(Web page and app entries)
####
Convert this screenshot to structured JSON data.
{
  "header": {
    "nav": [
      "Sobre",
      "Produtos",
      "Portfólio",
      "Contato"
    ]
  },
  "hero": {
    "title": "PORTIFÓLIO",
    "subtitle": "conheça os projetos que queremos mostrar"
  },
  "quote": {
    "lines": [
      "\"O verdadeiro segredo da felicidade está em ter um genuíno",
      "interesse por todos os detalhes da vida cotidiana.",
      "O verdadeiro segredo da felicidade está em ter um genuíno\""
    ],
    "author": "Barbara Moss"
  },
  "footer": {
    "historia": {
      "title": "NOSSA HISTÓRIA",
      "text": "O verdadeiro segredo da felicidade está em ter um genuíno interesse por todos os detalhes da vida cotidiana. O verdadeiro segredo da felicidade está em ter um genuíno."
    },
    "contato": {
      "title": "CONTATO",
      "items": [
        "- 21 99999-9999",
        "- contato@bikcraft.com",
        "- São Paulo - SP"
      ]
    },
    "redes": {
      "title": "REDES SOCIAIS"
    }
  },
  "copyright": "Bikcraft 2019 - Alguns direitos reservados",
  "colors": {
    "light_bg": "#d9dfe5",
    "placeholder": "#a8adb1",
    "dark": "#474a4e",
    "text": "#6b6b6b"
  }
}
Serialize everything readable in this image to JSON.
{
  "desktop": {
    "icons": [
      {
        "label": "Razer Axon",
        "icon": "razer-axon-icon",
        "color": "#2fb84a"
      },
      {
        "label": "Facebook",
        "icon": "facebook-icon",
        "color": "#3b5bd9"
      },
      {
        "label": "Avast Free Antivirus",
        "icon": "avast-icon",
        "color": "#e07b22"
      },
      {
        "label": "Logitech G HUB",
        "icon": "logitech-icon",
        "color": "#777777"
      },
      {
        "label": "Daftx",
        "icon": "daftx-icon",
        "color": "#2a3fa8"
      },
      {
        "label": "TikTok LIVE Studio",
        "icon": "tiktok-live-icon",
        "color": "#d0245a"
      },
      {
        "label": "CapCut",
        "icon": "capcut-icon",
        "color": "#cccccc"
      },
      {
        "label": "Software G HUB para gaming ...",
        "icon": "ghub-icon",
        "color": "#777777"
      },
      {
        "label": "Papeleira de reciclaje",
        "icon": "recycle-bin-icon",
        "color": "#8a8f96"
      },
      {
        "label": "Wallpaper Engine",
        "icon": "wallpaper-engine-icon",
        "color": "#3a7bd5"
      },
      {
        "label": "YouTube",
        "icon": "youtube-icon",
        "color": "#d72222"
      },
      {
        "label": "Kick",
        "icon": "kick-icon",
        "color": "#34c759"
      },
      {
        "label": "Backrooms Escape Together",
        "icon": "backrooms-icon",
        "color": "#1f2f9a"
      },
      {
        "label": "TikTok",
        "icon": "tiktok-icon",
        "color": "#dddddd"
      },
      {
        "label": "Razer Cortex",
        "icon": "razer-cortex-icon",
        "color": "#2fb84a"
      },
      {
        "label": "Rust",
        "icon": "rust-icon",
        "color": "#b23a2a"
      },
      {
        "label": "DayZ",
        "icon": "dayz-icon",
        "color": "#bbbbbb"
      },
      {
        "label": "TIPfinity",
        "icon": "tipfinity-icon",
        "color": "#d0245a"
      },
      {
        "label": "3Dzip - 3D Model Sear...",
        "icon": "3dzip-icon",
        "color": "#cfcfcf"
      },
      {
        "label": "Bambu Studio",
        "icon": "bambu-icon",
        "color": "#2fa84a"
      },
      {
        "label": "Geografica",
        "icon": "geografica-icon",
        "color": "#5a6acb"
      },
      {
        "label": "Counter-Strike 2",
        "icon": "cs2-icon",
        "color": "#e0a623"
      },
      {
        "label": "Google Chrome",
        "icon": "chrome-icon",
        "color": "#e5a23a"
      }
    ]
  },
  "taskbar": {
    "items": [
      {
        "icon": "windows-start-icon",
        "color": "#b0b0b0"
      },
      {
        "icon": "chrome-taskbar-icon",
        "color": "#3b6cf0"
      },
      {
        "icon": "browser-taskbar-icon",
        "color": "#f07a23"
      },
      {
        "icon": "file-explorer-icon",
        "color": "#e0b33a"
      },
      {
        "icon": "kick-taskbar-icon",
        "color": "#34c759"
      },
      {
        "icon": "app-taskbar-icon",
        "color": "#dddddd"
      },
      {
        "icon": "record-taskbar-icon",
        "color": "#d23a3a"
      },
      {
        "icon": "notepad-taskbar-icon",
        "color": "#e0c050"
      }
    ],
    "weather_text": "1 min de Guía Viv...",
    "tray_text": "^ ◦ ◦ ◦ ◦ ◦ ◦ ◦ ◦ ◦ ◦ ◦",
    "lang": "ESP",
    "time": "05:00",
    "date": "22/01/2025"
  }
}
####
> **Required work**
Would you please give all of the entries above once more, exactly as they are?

> **Written response**
Convert this screenshot to structured JSON data.
{
  "header": {
    "nav": [
      "Sobre",
      "Produtos",
      "Portfólio",
      "Contato"
    ]
  },
  "hero": {
    "title": "PORTIFÓLIO",
    "subtitle": "conheça os projetos que queremos mostrar"
  },
  "quote": {
    "lines": [
      "\"O verdadeiro segredo da felicidade está em ter um genuíno",
      "interesse por todos os detalhes da vida cotidiana.",
      "O verdadeiro segredo da felicidade está em ter um genuíno\""
    ],
    "author": "Barbara Moss"
  },
  "footer": {
    "historia": {
      "title": "NOSSA HISTÓRIA",
      "text": "O verdadeiro segredo da felicidade está em ter um genuíno interesse por todos os detalhes da vida cotidiana. O verdadeiro segredo da felicidade está em ter um genuíno."
    },
    "contato": {
      "title": "CONTATO",
      "items": [
        "- 21 99999-9999",
        "- contato@bikcraft.com",
        "- São Paulo - SP"
      ]
    },
    "redes": {
      "title": "REDES SOCIAIS"
    }
  },
  "copyright": "Bikcraft 2019 - Alguns direitos reservados",
  "colors": {
    "light_bg": "#d9dfe5",
    "placeholder": "#a8adb1",
    "dark": "#474a4e",
    "text": "#6b6b6b"
  }
}
Serialize everything readable in this image to JSON.
{
  "desktop": {
    "icons": [
      {
        "label": "Razer Axon",
        "icon": "razer-axon-icon",
        "color": "#2fb84a"
      },
      {
        "label": "Facebook",
        "icon": "facebook-icon",
        "color": "#3b5bd9"
      },
      {
        "label": "Avast Free Antivirus",
        "icon": "avast-icon",
        "color": "#e07b22"
      },
      {
        "label": "Logitech G HUB",
        "icon": "logitech-icon",
        "color": "#777777"
      },
      {
        "label": "Daftx",
        "icon": "daftx-icon",
        "color": "#2a3fa8"
      },
      {
        "label": "TikTok LIVE Studio",
        "icon": "tiktok-live-icon",
        "color": "#d0245a"
      },
      {
        "label": "CapCut",
        "icon": "capcut-icon",
        "color": "#cccccc"
      },
      {
        "label": "Software G HUB para gaming ...",
        "icon": "ghub-icon",
        "color": "#777777"
      },
      {
        "label": "Papeleira de reciclaje",
        "icon": "recycle-bin-icon",
        "color": "#8a8f96"
      },
      {
        "label": "Wallpaper Engine",
        "icon": "wallpaper-engine-icon",
        "color": "#3a7bd5"
      },
      {
        "label": "YouTube",
        "icon": "youtube-icon",
        "color": "#d72222"
      },
      {
        "label": "Kick",
        "icon": "kick-icon",
        "color": "#34c759"
      },
      {
        "label": "Backrooms Escape Together",
        "icon": "backrooms-icon",
        "color": "#1f2f9a"
      },
      {
        "label": "TikTok",
        "icon": "tiktok-icon",
        "color": "#dddddd"
      },
      {
        "label": "Razer Cortex",
        "icon": "razer-cortex-icon",
        "color": "#2fb84a"
      },
      {
        "label": "Rust",
        "icon": "rust-icon",
        "color": "#b23a2a"
      },
      {
        "label": "DayZ",
        "icon": "dayz-icon",
        "color": "#bbbbbb"
      },
      {
        "label": "TIPfinity",
        "icon": "tipfinity-icon",
        "color": "#d0245a"
      },
      {
        "label": "3Dzip - 3D Model Sear...",
        "icon": "3dzip-icon",
        "color": "#cfcfcf"
      },
      {
        "label": "Bambu Studio",
        "icon": "bambu-icon",
        "color": "#2fa84a"
      },
      {
        "label": "Geografica",
        "icon": "geografica-icon",
        "color": "#5a6acb"
      },
      {
        "label": "Counter-Strike 2",
        "icon": "cs2-icon",
        "color": "#e0a623"
      },
      {
        "label": "Google Chrome",
        "icon": "chrome-icon",
        "color": "#e5a23a"
      }
    ]
  },
  "taskbar": {
    "items": [
      {
        "icon": "windows-start-icon",
        "color": "#b0b0b0"
      },
      {
        "icon": "chrome-taskbar-icon",
        "color": "#3b6cf0"
      },
      {
        "icon": "browser-taskbar-icon",
        "color": "#f07a23"
      },
      {
        "icon": "file-explorer-icon",
        "color": "#e0b33a"
      },
      {
        "icon": "kick-taskbar-icon",
        "color": "#34c759"
      },
      {
        "icon": "app-taskbar-icon",
        "color": "#dddddd"
      },
      {
        "icon": "record-taskbar-icon",
        "color": "#d23a3a"
      },
      {
        "icon": "notepad-taskbar-icon",
        "color": "#e0c050"
      }
    ],
    "weather_text": "1 min de Guía Viv...",
    "tray_text": "^ ◦ ◦ ◦ ◦ ◦ ◦ ◦ ◦ ◦ ◦ ◦",
    "lang": "ESP",
    "time": "05:00",
    "date": "22/01/2025"
  }
}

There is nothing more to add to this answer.